→ What to do: Identical copies of all the records below are needed.

^^^^^^^^^^^^^^^^

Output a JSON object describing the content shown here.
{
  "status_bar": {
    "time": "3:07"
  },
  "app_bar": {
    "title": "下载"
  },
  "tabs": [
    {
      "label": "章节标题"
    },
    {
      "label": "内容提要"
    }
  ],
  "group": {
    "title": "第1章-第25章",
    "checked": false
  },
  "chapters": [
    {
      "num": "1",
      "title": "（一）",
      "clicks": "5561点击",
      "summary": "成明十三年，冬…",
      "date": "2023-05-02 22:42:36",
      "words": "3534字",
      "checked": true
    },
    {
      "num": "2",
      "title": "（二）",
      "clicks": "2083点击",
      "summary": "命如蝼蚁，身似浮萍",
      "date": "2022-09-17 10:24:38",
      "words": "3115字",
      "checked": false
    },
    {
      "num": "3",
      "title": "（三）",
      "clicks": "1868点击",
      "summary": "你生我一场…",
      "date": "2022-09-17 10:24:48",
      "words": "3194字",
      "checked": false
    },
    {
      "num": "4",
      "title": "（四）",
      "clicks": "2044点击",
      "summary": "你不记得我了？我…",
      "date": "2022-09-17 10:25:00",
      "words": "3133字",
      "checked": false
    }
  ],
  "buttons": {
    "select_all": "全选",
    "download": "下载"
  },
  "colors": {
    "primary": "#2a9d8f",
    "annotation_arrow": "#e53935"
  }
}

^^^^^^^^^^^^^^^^

→ The answer:
Output a JSON object describing the content shown here.
{
  "status_bar": {
    "time": "3:07"
  },
  "app_bar": {
    "title": "下载"
  },
  "tabs": [
    {
      "label": "章节标题"
    },
    {
      "label": "内容提要"
    }
  ],
  "group": {
    "title": "第1章-第25章",
    "checked": false
  },
  "chapters": [
    {
      "num": "1",
      "title": "（一）",
      "clicks": "5561点击",
      "summary": "成明十三年，冬…",
      "date": "2023-05-02 22:42:36",
      "words": "3534字",
      "checked": true
    },
    {
      "num": "2",
      "title": "（二）",
      "clicks": "2083点击",
      "summary": "命如蝼蚁，身似浮萍",
      "date": "2022-09-17 10:24:38",
      "words": "3115字",
      "checked": false
    },
    {
      "num": "3",
      "title": "（三）",
      "clicks": "1868点击",
      "summary": "你生我一场…",
      "date": "2022-09-17 10:24:48",
      "words": "3194字",
      "checked": false
    },
    {
      "num": "4",
      "title": "（四）",
      "clicks": "2044点击",
      "summary": "你不记得我了？我…",
      "date": "2022-09-17 10:25:00",
      "words": "3133字",
      "checked": false
    }
  ],
  "buttons": {
    "select_all": "全选",
    "download": "下载"
  },
  "colors": {
    "primary": "#2a9d8f",
    "annotation_arrow": "#e53935"
  }
}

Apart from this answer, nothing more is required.